“I was raised very much aware of my privilege and my responsibilities when it came to language,’’ said Quiñones, who was six when her family moved from California to Chicago.

She attended Lane Tech High School and DePaul University, planning to become a teacher until courses in international studies opened her eyes to a troubled world. Studying revolutions and protests in Latin America and Eastern Europe, for example, prompted an exploration of her own family’s history.

“Those classes led me to start asking my mom questions about her background. Until then, I didn’t know her reason or my dad’s reason to come to the U.S. at a young age,’’ Quiñones said.

She learned about her mother’s traumatic border crossings, once assaulted by an immigration officer and another time jailed on suspicion of human smuggling because of her fair skin.
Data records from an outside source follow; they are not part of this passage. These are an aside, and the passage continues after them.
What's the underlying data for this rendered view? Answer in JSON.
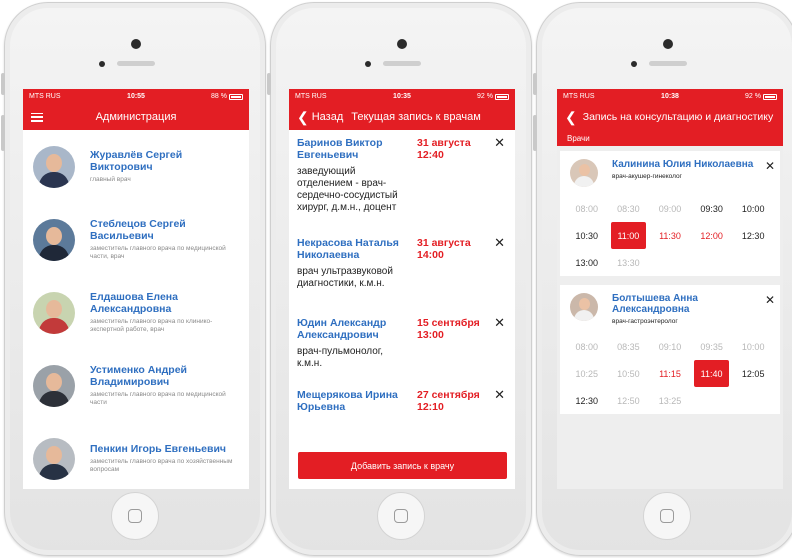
{
  "colors": {
    "accent": "#e31e24",
    "link": "#2f6fc0"
  },
  "phone1": {
    "status": {
      "carrier": "MTS RUS",
      "time": "10:55",
      "battery": "88 %"
    },
    "title": "Администрация",
    "items": [
      {
        "name": "Журавлёв Сергей Викторович",
        "role": "главный врач",
        "avatar_bg": "#a9b7c9",
        "avatar_body": "#2a3550"
      },
      {
        "name": "Стеблецов Сергей Васильевич",
        "role": "заместитель главного врача по медицинской части, врач",
        "avatar_bg": "#5c7a9a",
        "avatar_body": "#1f2838"
      },
      {
        "name": "Елдашова Елена Александровна",
        "role": "заместитель главного врача по клинико-экспертной работе, врач",
        "avatar_bg": "#c8d4b0",
        "avatar_body": "#c23a3a"
      },
      {
        "name": "Устименко Андрей Владимирович",
        "role": "заместитель главного врача по медицинской части",
        "avatar_bg": "#9aa1a8",
        "avatar_body": "#2c3038"
      },
      {
        "name": "Пенкин Игорь Евгеньевич",
        "role": "заместитель главного врача по хозяйственным вопросам",
        "avatar_bg": "#b7bcc2",
        "avatar_body": "#273244"
      }
    ]
  },
  "phone2": {
    "status": {
      "carrier": "MTS RUS",
      "time": "10:35",
      "battery": "92 %"
    },
    "back_label": "Назад",
    "title": "Текущая запись к врачам",
    "appointments": [
      {
        "name": "Баринов Виктор Евгеньевич",
        "date": "31 августа 12:40",
        "desc": "заведующий отделением - врач-сердечно-сосудистый хирург, д.м.н., доцент"
      },
      {
        "name": "Некрасова Наталья Николаевна",
        "date": "31 августа 14:00",
        "desc": "врач ультразвуковой диагностики, к.м.н."
      },
      {
        "name": "Юдин Александр Александрович",
        "date": "15 сентября 13:00",
        "desc": "врач-пульмонолог, к.м.н."
      },
      {
        "name": "Мещерякова Ирина Юрьевна",
        "date": "27 сентября 12:10",
        "desc": ""
      }
    ],
    "add_button": "Добавить запись к врачу"
  },
  "phone3": {
    "status": {
      "carrier": "MTS RUS",
      "time": "10:38",
      "battery": "92 %"
    },
    "title": "Запись на консультацию и диагностику",
    "subtitle": "Врачи",
    "doctors": [
      {
        "name": "Калинина Юлия Николаевна",
        "spec": "врач-акушер-гинеколог",
        "avatar_bg": "#d9c7b8",
        "slots": [
          {
            "t": "08:00",
            "s": "past"
          },
          {
            "t": "08:30",
            "s": "past"
          },
          {
            "t": "09:00",
            "s": "past"
          },
          {
            "t": "09:30",
            "s": "free"
          },
          {
            "t": "10:00",
            "s": "free"
          },
          {
            "t": "10:30",
            "s": "free"
          },
          {
            "t": "11:00",
            "s": "selected"
          },
          {
            "t": "11:30",
            "s": "busy"
          },
          {
            "t": "12:00",
            "s": "busy"
          },
          {
            "t": "12:30",
            "s": "free"
          },
          {
            "t": "13:00",
            "s": "free"
          },
          {
            "t": "13:30",
            "s": "past"
          }
        ]
      },
      {
        "name": "Болтышева Анна Александровна",
        "spec": "врач-гастроэнтеролог",
        "avatar_bg": "#cbb8aa",
        "slots": [
          {
            "t": "08:00",
            "s": "past"
          },
          {
            "t": "08:35",
            "s": "past"
          },
          {
            "t": "09:10",
            "s": "past"
          },
          {
            "t": "09:35",
            "s": "past"
          },
          {
            "t": "10:00",
            "s": "past"
          },
          {
            "t": "10:25",
            "s": "past"
          },
          {
            "t": "10:50",
            "s": "past"
          },
          {
            "t": "11:15",
            "s": "busy"
          },
          {
            "t": "11:40",
            "s": "selected"
          },
          {
            "t": "12:05",
            "s": "free"
          },
          {
            "t": "12:30",
            "s": "free"
          },
          {
            "t": "12:50",
            "s": "past"
          },
          {
            "t": "13:25",
            "s": "past"
          }
        ]
      }
    ]
  }
}
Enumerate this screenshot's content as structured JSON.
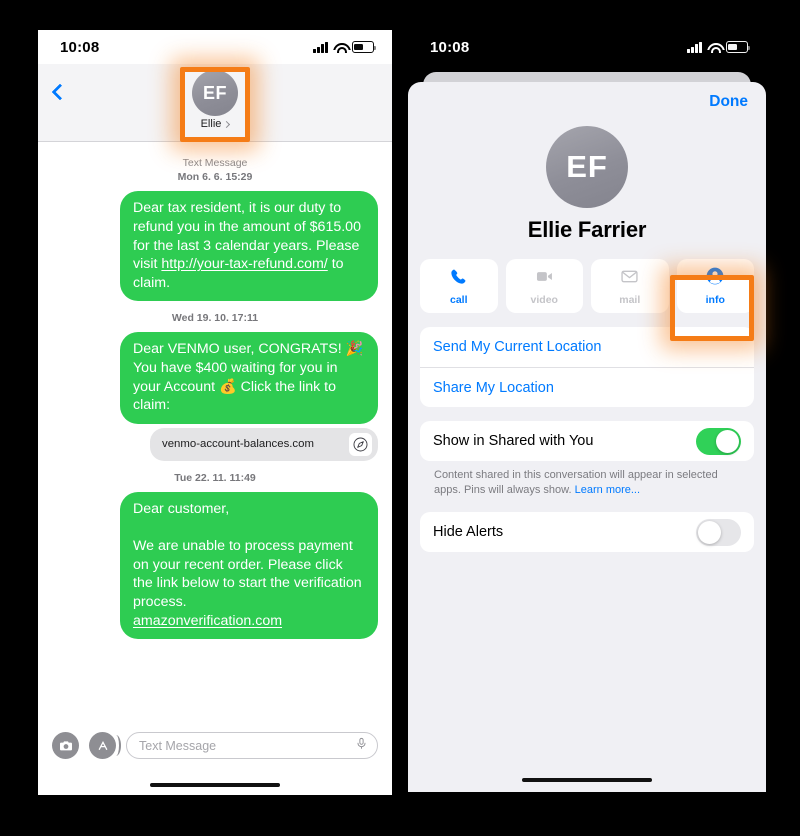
{
  "left_phone": {
    "status": {
      "time": "10:08",
      "icons": [
        "cellular-signal",
        "wifi",
        "battery"
      ]
    },
    "header": {
      "back_icon": "back-chevron",
      "avatar_initials": "EF",
      "contact_name": "Ellie"
    },
    "conversation": [
      {
        "kind": "timestamp",
        "line1": "Text Message",
        "line2": "Mon 6. 6. 15:29"
      },
      {
        "kind": "bubble",
        "text_before": "Dear tax resident, it is our duty to refund you in the amount of $615.00 for the last 3 calendar years. Please visit ",
        "link": "http://your-tax-refund.com/",
        "text_after": " to claim."
      },
      {
        "kind": "timestamp",
        "line1": "",
        "line2": "Wed 19. 10. 17:11"
      },
      {
        "kind": "bubble",
        "text_before": "Dear VENMO user, CONGRATS! 🎉 You have $400 waiting for you in your Account 💰 Click the link to claim:",
        "link": "",
        "text_after": ""
      },
      {
        "kind": "link_preview",
        "url": "venmo-account-balances.com",
        "icon": "safari-compass-icon"
      },
      {
        "kind": "timestamp",
        "line1": "",
        "line2": "Tue 22. 11. 11:49"
      },
      {
        "kind": "bubble",
        "text_before": "Dear customer,\n\nWe are unable to process payment on your recent order. Please click the link below to start the verification process.\n",
        "link": "amazonverification.com",
        "text_after": ""
      }
    ],
    "input_bar": {
      "camera_icon": "camera-icon",
      "apps_icon": "app-store-icon",
      "placeholder": "Text Message",
      "mic_icon": "microphone-icon"
    }
  },
  "right_phone": {
    "status": {
      "time": "10:08"
    },
    "sheet": {
      "done_label": "Done",
      "avatar_initials": "EF",
      "full_name": "Ellie Farrier",
      "actions": [
        {
          "label": "call",
          "icon": "phone-icon",
          "enabled": true
        },
        {
          "label": "video",
          "icon": "video-camera-icon",
          "enabled": false
        },
        {
          "label": "mail",
          "icon": "envelope-icon",
          "enabled": false
        },
        {
          "label": "info",
          "icon": "person-circle-icon",
          "enabled": true
        }
      ],
      "location_rows": [
        {
          "label": "Send My Current Location"
        },
        {
          "label": "Share My Location"
        }
      ],
      "shared_row": {
        "label": "Show in Shared with You",
        "toggle": "on"
      },
      "footnote": {
        "text": "Content shared in this conversation will appear in selected apps. Pins will always show. ",
        "link": "Learn more..."
      },
      "alerts_row": {
        "label": "Hide Alerts",
        "toggle": "off"
      }
    }
  },
  "highlights": {
    "color": "#F57C16",
    "boxes": [
      {
        "name": "contact-header-highlight"
      },
      {
        "name": "info-button-highlight"
      }
    ]
  }
}
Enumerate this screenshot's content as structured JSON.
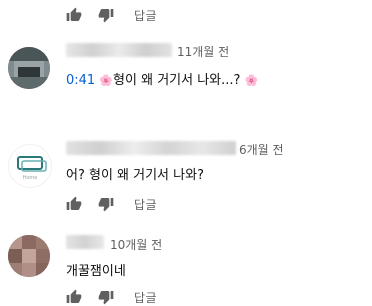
{
  "actions": {
    "reply_label": "답글"
  },
  "comments": [
    {
      "time": "11개월 전",
      "timestamp_link": "0:41",
      "prefix_emoji": "🌸",
      "text": "형이 왜 거기서 나와...?",
      "suffix_emoji": "🌸"
    },
    {
      "time": "6개월 전",
      "text": "어? 형이 왜 거기서 나와?",
      "avatar_text": "Home"
    },
    {
      "time": "10개월 전",
      "text": "개꿀잼이네"
    }
  ],
  "icons": {
    "like": "thumbs-up-icon",
    "dislike": "thumbs-down-icon"
  },
  "colors": {
    "link": "#065fd4",
    "secondary_text": "#606060",
    "emoji": "#e05b96"
  }
}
Quiñones with her mother.

Moved by her mother’s experiences and intent on making a difference, Quiñones joined ICIRR to oversee the New Americans Initiative, helping immigrants become citizens through services such as citizenship test preparation.

“I was very young and didn’t really know what I was getting myself into, to be honest. I didn’t know what advocacy was and I didn’t know what community organizing was,’’ she recalls.

Over five years she learned plenty about both, and also realized she wanted to have an even greater impact.

“I really felt the need to try to make changes. For me it was more about how you influence and how you make things better,’’ Quiñones said.

Weighing whether to study law or public policy, she chose Harris Public Policy, where she focused on poverty and inequality and completed three internships that gave her experience, relationships, and exposure to new fields.

With a master’s degree in hand, Quiñones joined City Colleges of Chicago in the community relations department. She’d been there just five months when she ran into her former ICIRR boss at a Starbucks. That very day he called and persuaded her to return to ICIRR to administer a state-funded health and human services program.

Soon after, as the Patient Protection and Affordable Care Act (ACA, also known as Obamacare) was about to be implemented, Quiñones was offered the newly created role of Director of Health Policy.

She recalls thinking, “Wait, I know nothing about health policy,’’ as she embarked on a crash course of sorts, including auditing a health policy law class at UChicago. That seems like ancient history.

“Now I’ve been working in health policy for seven years and have become an expert at immigrant health, ironically, through just doing the work and learning from others,’’ she said.

ICIRR is a statewide advocacy coalition whose member organizations include health care providers, faith institutions, and labor unions. Issues arising in their communities help ICIRR determine its legislative and programmatic priorities.

“They’re the ones who hear about a lot of the issues – such as a person being denied healthcare because of their status, someone not knowing where to go when they’re sick, or ending up with high hospital bills.’’

Quiñones works on policy solutions for the remaining uninsured with a specific focus on undocumented immigrants, people ineligible for the Affordable Care Act and Medicaid. On any given day, she may be working with the Office of the Illinois Attorney General, a hospital association, or a member of Congress.

Her team also provides technical assistance to member organizations, helping them build capacity for training around health care access and to advocate in specific cases.

Quiñones finds that lessons from Harris, such as political and power analysis, apply often.

Luz Victoria

“Harris taught me to think through the scenarios when you have a policy solution that you want to advocate for. What could be the reaction from the target audience and what are the potential answers?’’ Quiñones said. “I think I also learned the importance of always having a Plan B or Plan C to be able to negotiate.’’

Quiñones is as passionate about family as she is her work. She recalls her mother’s love and often-expressed pride in her and her sisters, Leslie Regalado and Yessenia Medina.

On November 2, Quiñones became a mother herself. She knows that Luz Victoria will change the world for her and her husband, Bobby Ioanes.

Among her many dreams: “I hope that our child grows up to know that she has rights, and that she is able to use her voice in whatever she wants to do.’’